### PROBLEM REQUIREMENTS:
In the data below, find every line that has the string "name", and copy it.

(DATA SUPPLIED)

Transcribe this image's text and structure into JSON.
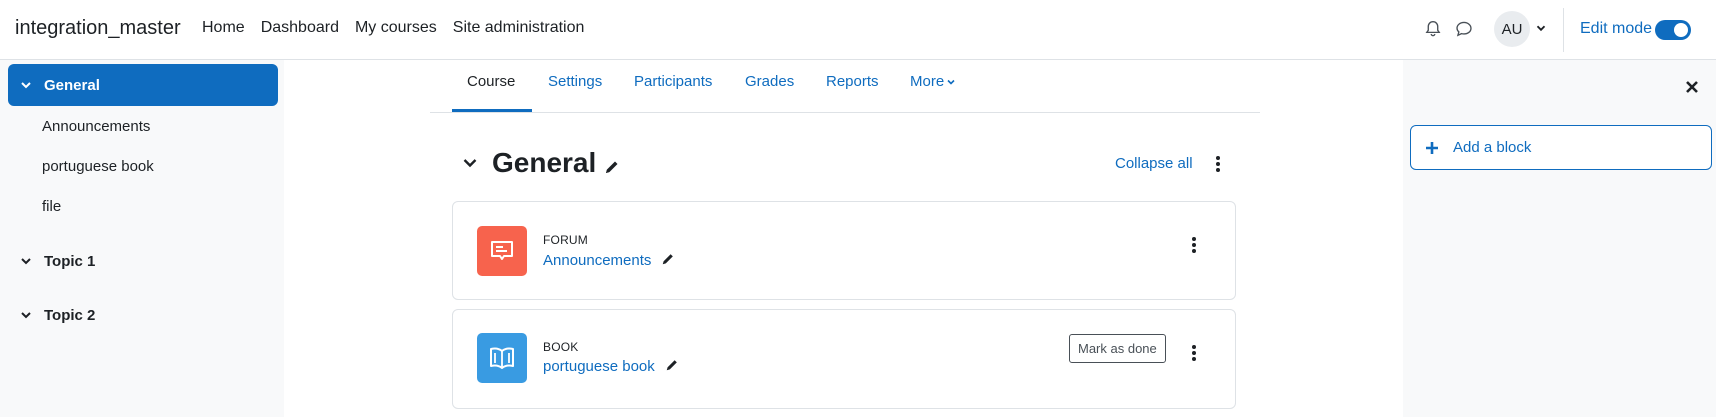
{
  "site": {
    "name": "integration_master"
  },
  "primary_nav": [
    "Home",
    "Dashboard",
    "My courses",
    "Site administration"
  ],
  "user": {
    "initials": "AU"
  },
  "edit_mode": {
    "label": "Edit mode",
    "on": true
  },
  "course_index": {
    "sections": [
      {
        "title": "General",
        "active": true,
        "items": [
          "Announcements",
          "portuguese book",
          "file"
        ]
      },
      {
        "title": "Topic 1",
        "active": false,
        "items": []
      },
      {
        "title": "Topic 2",
        "active": false,
        "items": []
      }
    ]
  },
  "tabs": [
    "Course",
    "Settings",
    "Participants",
    "Grades",
    "Reports",
    "More"
  ],
  "active_tab": "Course",
  "section": {
    "title": "General",
    "collapse_all": "Collapse all"
  },
  "activities": [
    {
      "type": "FORUM",
      "name": "Announcements",
      "icon": "forum-icon",
      "color": "#f7634d"
    },
    {
      "type": "BOOK",
      "name": "portuguese book",
      "icon": "book-icon",
      "color": "#399be2",
      "completion": "Mark as done"
    }
  ],
  "blocks": {
    "add_label": "Add a block"
  },
  "colors": {
    "brand": "#0f6cbf",
    "forum": "#f7634d",
    "book": "#399be2"
  }
}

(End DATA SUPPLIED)

### RESULT OF THE TASK:
    "name": "integration_master"
      "name": "Announcements",
      "name": "portuguese book",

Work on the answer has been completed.